Countries should work together to update World Trade Organisation (WTO) rules to deal with new issues such as the emerging digital economy, said Trade and Industry Minister Chan Chun Sing yesterday.
Mr Chan told an investment forum on the Belt and Road Initiative that the multilateral trading system - on which global trade and investment takes place - must evolve with the times.
He noted that China has shifted from attracting foreign direct investment to increasingly having the ability to export its capital and expertise to the rest of the world.
"Some international media have expressed concerns with this development," Mr Chan said, adding that others have questioned the intent and financial viability of various projects in the Belt and Road Initiative, China's multibillion-dollar plan to connect Asia, Africa and Europe.
"In the global context, we have also seen the rise of anti-globalisation sentiments and the escalation of trade tensions," he said. "As we mark the fifth year of the Belt and Road Initiative, it is important that we address some of these challenges constructively together and realise its full potential."
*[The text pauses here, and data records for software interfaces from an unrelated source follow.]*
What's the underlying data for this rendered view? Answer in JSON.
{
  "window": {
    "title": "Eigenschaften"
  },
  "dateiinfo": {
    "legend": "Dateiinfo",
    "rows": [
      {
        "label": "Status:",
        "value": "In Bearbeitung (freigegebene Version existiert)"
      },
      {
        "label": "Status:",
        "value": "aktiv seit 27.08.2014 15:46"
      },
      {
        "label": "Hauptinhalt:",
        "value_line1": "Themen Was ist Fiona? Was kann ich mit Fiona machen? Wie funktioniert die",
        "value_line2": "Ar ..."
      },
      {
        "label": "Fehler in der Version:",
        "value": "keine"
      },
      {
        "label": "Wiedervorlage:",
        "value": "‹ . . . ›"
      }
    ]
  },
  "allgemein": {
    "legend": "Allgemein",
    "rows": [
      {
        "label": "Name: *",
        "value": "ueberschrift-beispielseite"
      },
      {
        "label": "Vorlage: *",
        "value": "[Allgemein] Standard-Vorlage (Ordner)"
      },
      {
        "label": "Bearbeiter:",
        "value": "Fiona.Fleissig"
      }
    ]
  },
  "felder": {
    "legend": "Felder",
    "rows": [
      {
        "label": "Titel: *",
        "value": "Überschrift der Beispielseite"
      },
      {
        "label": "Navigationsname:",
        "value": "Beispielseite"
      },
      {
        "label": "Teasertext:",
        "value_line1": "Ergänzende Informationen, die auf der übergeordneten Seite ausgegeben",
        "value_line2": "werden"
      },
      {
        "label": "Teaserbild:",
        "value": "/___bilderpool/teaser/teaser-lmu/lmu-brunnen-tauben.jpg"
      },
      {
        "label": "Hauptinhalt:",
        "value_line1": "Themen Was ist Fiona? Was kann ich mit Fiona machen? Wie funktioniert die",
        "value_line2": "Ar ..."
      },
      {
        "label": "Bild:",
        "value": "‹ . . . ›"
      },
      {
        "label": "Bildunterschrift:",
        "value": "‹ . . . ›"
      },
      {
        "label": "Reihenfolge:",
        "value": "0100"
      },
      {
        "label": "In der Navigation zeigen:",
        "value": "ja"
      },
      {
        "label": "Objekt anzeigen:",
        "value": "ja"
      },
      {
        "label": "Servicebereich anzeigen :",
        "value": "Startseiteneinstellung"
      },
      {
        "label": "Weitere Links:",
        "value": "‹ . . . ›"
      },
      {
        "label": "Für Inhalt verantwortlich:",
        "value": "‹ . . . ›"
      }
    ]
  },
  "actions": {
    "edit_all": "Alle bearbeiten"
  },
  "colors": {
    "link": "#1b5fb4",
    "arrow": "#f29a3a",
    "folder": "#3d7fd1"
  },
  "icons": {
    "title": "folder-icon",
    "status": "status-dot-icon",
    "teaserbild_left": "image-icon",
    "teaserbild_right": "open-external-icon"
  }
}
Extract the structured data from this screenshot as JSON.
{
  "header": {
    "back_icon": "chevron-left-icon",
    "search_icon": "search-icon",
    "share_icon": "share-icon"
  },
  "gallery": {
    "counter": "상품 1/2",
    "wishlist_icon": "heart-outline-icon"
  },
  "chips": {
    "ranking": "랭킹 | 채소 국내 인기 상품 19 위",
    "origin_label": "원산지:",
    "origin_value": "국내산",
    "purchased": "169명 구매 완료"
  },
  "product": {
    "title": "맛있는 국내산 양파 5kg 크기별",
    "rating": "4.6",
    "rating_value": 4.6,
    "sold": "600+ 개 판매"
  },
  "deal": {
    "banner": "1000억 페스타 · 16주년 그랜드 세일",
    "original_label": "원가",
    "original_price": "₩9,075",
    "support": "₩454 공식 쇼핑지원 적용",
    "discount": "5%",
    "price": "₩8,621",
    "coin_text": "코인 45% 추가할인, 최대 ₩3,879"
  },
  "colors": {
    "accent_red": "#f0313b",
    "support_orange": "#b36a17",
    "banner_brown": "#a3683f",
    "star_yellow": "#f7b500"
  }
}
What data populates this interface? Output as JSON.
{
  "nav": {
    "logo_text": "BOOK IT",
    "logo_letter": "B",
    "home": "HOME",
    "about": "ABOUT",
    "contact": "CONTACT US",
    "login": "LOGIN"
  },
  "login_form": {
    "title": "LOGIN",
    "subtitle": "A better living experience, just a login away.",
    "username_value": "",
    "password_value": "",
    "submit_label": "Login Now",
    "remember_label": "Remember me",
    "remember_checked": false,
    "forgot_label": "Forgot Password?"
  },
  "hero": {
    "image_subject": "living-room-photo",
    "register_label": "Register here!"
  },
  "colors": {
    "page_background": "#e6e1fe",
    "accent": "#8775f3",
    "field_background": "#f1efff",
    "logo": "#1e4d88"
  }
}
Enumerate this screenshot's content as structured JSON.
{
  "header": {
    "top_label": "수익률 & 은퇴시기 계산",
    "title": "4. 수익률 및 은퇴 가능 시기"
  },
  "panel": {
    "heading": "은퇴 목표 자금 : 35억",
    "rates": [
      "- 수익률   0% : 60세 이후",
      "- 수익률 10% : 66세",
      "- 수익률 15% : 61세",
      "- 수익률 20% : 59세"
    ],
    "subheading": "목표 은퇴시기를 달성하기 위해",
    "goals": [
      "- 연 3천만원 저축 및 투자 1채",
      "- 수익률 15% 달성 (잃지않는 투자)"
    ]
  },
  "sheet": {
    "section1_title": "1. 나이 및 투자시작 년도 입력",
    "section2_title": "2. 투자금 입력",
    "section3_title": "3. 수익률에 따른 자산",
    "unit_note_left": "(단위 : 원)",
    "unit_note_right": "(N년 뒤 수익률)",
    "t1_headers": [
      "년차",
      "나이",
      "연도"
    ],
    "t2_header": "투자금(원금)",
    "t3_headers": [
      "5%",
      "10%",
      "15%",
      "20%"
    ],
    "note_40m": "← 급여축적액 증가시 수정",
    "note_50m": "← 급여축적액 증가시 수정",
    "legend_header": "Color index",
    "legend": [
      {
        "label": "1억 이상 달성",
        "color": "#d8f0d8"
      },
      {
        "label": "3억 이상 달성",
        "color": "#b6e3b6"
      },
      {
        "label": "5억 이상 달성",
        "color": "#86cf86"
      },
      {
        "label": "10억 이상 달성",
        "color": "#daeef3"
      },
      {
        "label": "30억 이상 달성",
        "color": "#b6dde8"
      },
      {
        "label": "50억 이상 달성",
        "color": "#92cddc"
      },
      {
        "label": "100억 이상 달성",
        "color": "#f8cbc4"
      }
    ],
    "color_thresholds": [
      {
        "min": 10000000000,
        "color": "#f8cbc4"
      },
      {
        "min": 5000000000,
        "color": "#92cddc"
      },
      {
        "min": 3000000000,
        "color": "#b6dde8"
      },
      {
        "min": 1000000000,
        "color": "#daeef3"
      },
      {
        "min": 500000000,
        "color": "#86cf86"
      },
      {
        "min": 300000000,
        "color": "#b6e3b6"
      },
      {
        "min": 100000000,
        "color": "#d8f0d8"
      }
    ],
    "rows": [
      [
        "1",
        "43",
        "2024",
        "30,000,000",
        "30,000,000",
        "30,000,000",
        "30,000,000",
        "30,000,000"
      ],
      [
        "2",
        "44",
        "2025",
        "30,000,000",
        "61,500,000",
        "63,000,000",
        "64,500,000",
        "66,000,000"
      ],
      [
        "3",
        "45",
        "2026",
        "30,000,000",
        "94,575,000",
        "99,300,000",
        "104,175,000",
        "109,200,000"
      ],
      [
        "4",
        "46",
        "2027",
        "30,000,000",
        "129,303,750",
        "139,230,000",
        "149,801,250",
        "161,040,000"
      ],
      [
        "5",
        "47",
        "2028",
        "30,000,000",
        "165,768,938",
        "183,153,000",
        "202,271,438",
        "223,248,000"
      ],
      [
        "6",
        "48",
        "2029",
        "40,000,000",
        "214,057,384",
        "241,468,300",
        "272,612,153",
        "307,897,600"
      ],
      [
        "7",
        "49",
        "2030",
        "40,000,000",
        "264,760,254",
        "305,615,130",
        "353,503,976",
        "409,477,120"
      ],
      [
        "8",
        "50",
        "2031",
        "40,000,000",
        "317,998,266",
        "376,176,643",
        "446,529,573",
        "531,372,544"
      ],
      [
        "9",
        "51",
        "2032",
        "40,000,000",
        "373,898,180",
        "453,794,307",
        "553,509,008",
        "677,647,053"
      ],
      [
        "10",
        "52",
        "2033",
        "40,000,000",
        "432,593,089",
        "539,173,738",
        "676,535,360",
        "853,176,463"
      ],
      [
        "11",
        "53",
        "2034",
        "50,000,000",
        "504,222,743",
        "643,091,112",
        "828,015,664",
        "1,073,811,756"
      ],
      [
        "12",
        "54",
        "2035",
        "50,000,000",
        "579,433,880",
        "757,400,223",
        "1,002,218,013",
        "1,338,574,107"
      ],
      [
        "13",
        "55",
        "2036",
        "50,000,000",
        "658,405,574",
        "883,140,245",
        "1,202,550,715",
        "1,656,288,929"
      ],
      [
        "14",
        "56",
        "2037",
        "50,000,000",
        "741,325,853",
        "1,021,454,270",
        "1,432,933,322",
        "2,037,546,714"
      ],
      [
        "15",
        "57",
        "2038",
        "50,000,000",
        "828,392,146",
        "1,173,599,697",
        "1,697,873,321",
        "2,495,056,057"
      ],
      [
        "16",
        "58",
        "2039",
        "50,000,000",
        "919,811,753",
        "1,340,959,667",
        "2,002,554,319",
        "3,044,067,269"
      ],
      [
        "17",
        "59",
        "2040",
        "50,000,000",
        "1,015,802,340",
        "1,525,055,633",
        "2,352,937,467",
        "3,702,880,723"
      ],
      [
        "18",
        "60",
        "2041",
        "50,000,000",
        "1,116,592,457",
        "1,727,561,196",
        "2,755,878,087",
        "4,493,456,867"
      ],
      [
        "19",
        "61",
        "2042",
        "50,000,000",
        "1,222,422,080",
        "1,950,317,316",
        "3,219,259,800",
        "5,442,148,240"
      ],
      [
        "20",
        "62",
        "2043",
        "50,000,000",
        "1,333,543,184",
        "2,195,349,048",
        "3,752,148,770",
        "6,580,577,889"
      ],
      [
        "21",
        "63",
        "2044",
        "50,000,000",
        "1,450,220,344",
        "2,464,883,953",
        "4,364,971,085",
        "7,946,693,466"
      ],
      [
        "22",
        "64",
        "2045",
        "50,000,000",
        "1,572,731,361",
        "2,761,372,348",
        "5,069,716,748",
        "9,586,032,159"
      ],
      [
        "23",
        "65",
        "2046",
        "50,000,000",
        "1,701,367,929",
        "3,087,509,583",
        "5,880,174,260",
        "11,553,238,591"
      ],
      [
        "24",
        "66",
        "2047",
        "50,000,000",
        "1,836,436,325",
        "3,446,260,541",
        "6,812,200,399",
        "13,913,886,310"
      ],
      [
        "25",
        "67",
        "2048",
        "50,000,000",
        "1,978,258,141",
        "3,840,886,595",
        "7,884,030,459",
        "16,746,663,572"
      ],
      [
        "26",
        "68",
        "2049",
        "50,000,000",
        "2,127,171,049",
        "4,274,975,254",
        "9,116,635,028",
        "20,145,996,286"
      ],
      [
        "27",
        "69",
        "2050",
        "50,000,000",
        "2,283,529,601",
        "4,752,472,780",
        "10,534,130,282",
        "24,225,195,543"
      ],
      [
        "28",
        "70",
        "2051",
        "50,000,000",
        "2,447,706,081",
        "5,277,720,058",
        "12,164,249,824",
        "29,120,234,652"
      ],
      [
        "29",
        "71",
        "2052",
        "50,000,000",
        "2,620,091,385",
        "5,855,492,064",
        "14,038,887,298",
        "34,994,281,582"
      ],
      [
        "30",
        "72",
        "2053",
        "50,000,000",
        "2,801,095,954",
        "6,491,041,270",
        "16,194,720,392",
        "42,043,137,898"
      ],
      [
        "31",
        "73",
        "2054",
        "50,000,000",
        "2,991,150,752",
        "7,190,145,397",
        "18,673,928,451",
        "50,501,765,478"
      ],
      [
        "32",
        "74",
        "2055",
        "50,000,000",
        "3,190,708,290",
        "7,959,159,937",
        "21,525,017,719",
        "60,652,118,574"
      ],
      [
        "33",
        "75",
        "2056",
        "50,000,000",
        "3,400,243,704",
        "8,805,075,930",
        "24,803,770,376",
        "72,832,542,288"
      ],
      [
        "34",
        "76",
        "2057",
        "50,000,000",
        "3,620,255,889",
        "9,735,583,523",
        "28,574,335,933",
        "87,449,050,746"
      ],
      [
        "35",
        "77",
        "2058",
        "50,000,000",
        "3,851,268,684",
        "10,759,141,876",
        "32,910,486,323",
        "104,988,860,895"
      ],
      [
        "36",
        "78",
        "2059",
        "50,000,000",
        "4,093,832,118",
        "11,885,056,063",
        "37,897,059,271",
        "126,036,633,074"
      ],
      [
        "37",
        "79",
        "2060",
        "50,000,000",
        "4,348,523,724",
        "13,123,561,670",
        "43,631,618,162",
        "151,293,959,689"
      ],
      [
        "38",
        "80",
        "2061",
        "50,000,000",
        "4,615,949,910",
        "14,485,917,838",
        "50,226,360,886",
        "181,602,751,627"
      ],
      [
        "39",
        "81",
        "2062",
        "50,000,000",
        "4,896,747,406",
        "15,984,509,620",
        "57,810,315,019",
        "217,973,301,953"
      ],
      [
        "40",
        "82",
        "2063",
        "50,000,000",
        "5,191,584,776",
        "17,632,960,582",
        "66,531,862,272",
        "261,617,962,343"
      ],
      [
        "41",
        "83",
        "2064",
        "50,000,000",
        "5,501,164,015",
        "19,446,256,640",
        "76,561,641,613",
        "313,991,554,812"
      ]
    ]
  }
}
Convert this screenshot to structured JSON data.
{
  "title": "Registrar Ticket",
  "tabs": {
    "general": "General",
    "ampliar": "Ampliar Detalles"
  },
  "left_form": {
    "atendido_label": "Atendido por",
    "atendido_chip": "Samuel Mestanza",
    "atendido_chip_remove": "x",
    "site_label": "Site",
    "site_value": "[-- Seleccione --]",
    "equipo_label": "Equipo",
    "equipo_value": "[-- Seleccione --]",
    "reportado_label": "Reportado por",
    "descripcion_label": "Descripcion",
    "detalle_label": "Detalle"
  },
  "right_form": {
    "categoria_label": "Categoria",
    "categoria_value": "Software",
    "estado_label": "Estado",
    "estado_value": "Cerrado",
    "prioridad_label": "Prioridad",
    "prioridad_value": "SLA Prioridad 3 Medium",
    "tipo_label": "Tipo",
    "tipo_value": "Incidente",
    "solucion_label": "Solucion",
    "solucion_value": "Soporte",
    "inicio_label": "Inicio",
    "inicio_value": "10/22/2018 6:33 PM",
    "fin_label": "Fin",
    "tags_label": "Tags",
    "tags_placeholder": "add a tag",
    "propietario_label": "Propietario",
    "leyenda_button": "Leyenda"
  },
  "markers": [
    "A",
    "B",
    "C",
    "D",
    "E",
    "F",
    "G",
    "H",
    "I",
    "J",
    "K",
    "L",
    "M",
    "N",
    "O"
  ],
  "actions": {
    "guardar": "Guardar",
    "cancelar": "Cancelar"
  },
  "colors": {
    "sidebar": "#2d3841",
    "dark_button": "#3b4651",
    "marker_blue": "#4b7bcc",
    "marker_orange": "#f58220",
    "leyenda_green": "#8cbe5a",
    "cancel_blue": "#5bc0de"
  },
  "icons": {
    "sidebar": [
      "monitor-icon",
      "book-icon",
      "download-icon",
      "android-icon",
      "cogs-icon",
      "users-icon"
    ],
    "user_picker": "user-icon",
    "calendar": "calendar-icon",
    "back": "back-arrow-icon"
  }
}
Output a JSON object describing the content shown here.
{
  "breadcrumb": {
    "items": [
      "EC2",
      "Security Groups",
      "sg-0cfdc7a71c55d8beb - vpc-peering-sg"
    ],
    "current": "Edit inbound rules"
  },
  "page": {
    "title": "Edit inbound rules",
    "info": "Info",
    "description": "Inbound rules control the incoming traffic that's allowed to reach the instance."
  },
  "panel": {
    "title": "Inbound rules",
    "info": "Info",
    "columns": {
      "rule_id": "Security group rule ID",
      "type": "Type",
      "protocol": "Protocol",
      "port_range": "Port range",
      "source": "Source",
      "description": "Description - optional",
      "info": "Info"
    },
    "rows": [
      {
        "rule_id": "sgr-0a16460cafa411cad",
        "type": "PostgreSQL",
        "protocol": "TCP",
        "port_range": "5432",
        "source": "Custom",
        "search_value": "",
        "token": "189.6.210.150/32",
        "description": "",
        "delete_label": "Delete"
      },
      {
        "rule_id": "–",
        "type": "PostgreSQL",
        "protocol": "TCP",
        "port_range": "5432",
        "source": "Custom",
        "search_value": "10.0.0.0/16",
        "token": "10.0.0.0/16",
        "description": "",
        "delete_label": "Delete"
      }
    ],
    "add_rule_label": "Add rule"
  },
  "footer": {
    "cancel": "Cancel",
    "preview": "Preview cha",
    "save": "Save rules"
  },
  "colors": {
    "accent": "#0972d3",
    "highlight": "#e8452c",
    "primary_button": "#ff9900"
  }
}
He noted four principles that can help ensure a stable business environment.
The first is strengthening the multilateral system and WTO rules. There is also a need to allow market discipline to run its course, meaning projects must be evaluated according to market principles. Projects held to high standards of financial prudence, Mr Chan noted, also inspire confidence and bring real benefits to the public.
The third principle is to continue working hard to integrate production and value chains.
"Protectionism will result in the fragmentation and isolation of production and value chains," he said.
He added that in working towards a more interdependent system, countries must also distribute the gains from globalisation across their respective societies to help those who have fallen behind - or risk local backlash, with global consequences.
He also said projects must benefit an expanding circle of stakeholders, from local communities to the region and the world. This gives stakeholders a "vested interest and responsibility in the projects' successes".
Mr Chan told yesterday's gathering at The Ritz-Carlton, Millenia Singapore ways in which Singapore can play a part in the Belt and Road Initiative as a global trading and financing hub. It can be "a pathfinder for new ideas", he said, citing a connectivity initiative in Chongqing which re-imagines existing trade flows.
Singapore can also serve as a launch pad for Chinese firms that want to venture into third-party markets, especially those in South-east Asia. At the same time, it can offer expertise in financing and legal advisory services and enhance the sustainability of projects under the initiative.
"The success of the Belt and Road Initiative will depend on how we, as partners and stakeholders, work together to shape this initiative going forward," he said.